In earnest, so much needs to be clarified for the public. First, were Uzodinma’s controversial votes excluded or rejected or do those two terms mean same thing? What one gets from the lower courts is that the claim of excluded votes in 388 polling units was raised, discussed and rejected and not merely excluded. We hear neither Uzodinma himself nor his witnesses were able to read the results he claimed were excluded. INEC, we also hear made the point succinctly, that the votes were fake as their source was unknown to the electoral body; just as her officials did not sign them as they did with other results. Yet, there are analysts saying the results were signed! So, who signed them and to which organization do such signatories belong? The public needs to know if these questions were answered or not in the court below.
Then, there is the issue of the police officer who tendered results of the controversial votes which the Supreme Court accepted. There is nothing wrong with the acceptance of such presentation by a police officer who should ordinarily be impartial. The argument that the Court was in order or not in order to have dispensed with the officer proving the validity of votes in each unit is our view not the issue at stake. The real problem is that the police operative who in this case was a kind of expert reportedly did not present results for all the 388 units because he merely brought what he found; yet, results from all the units were allegedly accepted. Who then presented the balance? If the Supreme Court does a review, this is another area it should endeavour to cover.
Another issue that cannot be overlooked is the argument that the candidate of the APC in the election was not Hope Uzodinma but one Uche Nwosu. This fact was made known through the judgment of the same Supreme Court in another case in which the Court determined that the said Uche Nwosu was the bonafide candidate of the APC. Is it not strange therefore that the same court declared another person as winner of the same election on the platform of the same political party?

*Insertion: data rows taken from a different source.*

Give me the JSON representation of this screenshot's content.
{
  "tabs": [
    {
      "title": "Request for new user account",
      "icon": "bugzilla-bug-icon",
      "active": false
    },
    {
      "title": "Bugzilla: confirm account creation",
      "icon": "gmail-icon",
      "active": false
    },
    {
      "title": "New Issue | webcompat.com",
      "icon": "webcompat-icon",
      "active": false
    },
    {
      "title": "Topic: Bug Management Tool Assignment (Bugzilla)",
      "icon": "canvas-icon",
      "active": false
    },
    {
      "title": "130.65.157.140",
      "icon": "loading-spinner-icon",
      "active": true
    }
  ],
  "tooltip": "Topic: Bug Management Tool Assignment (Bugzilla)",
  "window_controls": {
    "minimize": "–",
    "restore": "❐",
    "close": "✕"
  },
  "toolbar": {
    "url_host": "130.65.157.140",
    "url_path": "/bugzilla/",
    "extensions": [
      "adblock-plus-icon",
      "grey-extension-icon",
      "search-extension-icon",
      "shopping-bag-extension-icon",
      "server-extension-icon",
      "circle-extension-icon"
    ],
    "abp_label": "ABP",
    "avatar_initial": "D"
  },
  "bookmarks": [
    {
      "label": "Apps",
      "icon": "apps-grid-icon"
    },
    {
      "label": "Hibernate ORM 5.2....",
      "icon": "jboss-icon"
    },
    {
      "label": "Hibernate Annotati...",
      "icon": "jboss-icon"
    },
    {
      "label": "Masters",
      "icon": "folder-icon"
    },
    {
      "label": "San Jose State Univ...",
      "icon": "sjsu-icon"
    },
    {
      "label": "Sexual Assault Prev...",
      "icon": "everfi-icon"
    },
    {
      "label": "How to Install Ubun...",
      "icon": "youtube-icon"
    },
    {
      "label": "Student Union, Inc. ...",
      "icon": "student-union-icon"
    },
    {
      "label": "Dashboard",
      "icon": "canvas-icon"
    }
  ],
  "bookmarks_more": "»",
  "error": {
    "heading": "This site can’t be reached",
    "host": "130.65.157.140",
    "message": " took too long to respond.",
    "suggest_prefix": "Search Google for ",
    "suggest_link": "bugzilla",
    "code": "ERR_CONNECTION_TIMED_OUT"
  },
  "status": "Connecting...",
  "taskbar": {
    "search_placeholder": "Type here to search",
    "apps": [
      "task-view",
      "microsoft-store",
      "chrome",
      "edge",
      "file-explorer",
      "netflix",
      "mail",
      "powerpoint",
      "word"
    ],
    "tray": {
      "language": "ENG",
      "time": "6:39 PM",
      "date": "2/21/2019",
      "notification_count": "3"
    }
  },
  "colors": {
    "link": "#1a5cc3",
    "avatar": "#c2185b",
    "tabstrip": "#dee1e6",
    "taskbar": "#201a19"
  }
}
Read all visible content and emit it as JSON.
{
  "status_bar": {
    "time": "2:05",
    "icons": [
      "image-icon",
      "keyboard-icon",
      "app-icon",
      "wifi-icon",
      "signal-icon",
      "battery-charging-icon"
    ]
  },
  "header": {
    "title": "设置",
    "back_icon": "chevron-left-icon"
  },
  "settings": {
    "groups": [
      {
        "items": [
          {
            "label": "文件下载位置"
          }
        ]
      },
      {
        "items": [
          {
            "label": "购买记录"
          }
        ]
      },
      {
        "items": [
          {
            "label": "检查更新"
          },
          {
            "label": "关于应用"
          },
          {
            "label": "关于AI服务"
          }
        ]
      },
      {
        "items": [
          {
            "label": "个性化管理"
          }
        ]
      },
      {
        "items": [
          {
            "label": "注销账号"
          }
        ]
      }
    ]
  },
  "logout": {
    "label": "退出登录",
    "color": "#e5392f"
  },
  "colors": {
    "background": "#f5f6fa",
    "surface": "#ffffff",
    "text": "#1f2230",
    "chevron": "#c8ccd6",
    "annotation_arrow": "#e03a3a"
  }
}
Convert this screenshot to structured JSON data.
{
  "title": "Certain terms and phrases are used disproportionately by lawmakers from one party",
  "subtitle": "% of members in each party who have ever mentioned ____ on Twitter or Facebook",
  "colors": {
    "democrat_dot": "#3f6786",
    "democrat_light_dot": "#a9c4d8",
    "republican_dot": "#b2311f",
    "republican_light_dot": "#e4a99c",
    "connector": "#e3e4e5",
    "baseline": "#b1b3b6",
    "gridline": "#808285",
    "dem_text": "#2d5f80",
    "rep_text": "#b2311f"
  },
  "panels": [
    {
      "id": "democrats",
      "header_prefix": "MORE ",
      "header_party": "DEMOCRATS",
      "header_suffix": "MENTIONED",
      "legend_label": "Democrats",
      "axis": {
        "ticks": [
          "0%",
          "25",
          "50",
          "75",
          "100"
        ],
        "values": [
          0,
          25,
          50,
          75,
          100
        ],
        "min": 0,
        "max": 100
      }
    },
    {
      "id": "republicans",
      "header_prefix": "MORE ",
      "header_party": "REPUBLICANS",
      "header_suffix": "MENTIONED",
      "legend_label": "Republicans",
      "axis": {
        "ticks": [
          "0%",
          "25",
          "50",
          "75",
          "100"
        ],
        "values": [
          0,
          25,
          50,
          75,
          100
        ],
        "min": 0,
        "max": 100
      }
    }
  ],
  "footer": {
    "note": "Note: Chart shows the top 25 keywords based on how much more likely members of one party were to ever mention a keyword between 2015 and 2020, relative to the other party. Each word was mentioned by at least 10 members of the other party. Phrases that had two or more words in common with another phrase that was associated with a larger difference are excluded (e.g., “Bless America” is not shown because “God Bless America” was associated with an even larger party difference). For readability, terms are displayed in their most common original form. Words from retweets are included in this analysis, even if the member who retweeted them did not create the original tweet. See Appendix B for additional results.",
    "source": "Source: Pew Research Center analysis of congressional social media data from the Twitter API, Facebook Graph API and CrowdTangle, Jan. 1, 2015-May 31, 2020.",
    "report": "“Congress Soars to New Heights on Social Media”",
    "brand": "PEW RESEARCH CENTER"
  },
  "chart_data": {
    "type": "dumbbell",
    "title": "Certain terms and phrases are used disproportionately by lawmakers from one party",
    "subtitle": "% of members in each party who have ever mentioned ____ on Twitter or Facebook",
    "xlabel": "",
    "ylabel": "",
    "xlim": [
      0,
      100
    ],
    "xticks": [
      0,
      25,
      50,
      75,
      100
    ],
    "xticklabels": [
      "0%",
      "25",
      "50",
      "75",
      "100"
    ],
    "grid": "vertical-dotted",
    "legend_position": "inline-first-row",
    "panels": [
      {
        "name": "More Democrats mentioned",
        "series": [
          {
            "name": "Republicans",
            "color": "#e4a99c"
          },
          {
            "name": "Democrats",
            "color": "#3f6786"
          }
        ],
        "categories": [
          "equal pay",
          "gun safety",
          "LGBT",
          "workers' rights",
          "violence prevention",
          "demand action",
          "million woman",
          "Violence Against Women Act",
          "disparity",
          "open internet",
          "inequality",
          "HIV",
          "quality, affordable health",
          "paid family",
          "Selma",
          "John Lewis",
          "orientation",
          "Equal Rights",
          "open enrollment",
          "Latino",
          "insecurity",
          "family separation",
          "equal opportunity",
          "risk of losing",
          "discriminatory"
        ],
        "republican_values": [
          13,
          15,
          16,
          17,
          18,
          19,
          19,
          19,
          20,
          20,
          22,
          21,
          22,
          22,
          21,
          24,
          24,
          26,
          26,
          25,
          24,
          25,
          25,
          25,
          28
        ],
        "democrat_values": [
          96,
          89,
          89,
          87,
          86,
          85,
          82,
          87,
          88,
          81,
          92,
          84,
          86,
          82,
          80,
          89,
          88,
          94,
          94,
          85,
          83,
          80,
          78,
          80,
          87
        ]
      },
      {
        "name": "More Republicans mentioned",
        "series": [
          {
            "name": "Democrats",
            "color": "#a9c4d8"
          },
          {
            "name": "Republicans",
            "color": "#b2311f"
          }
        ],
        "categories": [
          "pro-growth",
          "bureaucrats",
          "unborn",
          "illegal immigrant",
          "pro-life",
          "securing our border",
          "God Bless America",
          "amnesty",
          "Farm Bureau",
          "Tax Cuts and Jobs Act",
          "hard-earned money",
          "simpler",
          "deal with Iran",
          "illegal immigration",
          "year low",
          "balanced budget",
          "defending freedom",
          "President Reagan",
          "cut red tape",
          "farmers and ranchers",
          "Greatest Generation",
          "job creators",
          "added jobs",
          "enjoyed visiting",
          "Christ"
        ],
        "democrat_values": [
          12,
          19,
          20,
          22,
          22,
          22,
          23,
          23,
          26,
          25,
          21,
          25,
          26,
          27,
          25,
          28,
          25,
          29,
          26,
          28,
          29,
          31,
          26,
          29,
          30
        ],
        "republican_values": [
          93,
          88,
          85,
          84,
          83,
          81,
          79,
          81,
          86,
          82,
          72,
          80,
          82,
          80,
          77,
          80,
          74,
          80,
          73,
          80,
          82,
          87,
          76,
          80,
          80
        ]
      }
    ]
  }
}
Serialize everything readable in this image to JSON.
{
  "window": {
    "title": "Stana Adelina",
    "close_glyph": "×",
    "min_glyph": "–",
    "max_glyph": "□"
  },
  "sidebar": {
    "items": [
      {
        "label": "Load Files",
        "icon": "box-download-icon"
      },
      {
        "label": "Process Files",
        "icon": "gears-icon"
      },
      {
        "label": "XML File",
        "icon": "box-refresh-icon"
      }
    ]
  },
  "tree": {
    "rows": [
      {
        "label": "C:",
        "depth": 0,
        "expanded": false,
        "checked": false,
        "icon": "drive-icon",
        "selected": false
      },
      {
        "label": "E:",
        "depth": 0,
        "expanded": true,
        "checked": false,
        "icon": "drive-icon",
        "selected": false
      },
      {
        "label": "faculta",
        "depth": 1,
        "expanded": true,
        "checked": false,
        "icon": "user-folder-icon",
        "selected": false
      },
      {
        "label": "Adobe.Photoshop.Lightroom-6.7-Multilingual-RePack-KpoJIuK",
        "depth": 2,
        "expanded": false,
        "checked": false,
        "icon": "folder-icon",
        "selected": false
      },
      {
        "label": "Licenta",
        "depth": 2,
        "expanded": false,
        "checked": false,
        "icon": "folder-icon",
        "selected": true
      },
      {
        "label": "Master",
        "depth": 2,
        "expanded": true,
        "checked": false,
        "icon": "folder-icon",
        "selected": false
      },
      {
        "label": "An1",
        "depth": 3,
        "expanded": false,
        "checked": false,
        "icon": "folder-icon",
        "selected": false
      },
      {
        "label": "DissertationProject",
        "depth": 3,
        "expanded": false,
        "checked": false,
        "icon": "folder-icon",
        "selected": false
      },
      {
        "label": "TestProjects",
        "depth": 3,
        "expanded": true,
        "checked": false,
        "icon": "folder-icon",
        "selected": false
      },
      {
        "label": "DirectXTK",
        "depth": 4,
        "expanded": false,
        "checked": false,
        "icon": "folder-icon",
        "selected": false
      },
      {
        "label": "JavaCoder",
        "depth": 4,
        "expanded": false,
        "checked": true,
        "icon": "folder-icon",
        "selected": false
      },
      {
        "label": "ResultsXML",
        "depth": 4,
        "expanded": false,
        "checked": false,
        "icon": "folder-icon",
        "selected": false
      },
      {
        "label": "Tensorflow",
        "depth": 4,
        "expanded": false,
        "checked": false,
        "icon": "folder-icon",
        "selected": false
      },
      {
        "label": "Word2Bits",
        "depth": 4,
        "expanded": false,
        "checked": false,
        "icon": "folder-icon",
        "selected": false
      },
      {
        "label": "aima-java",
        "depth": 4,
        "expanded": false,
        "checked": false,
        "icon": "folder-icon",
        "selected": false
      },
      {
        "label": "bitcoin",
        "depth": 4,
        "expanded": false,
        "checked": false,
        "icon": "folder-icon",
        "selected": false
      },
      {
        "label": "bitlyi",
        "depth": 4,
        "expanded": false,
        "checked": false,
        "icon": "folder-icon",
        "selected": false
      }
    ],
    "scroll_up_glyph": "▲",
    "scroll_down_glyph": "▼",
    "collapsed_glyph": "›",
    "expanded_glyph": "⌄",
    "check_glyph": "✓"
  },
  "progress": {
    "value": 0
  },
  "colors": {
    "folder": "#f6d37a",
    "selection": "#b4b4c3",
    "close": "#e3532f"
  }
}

A review that clears all these issues will put a halt to the ongoing media trial and restore public confidence in the judiciary.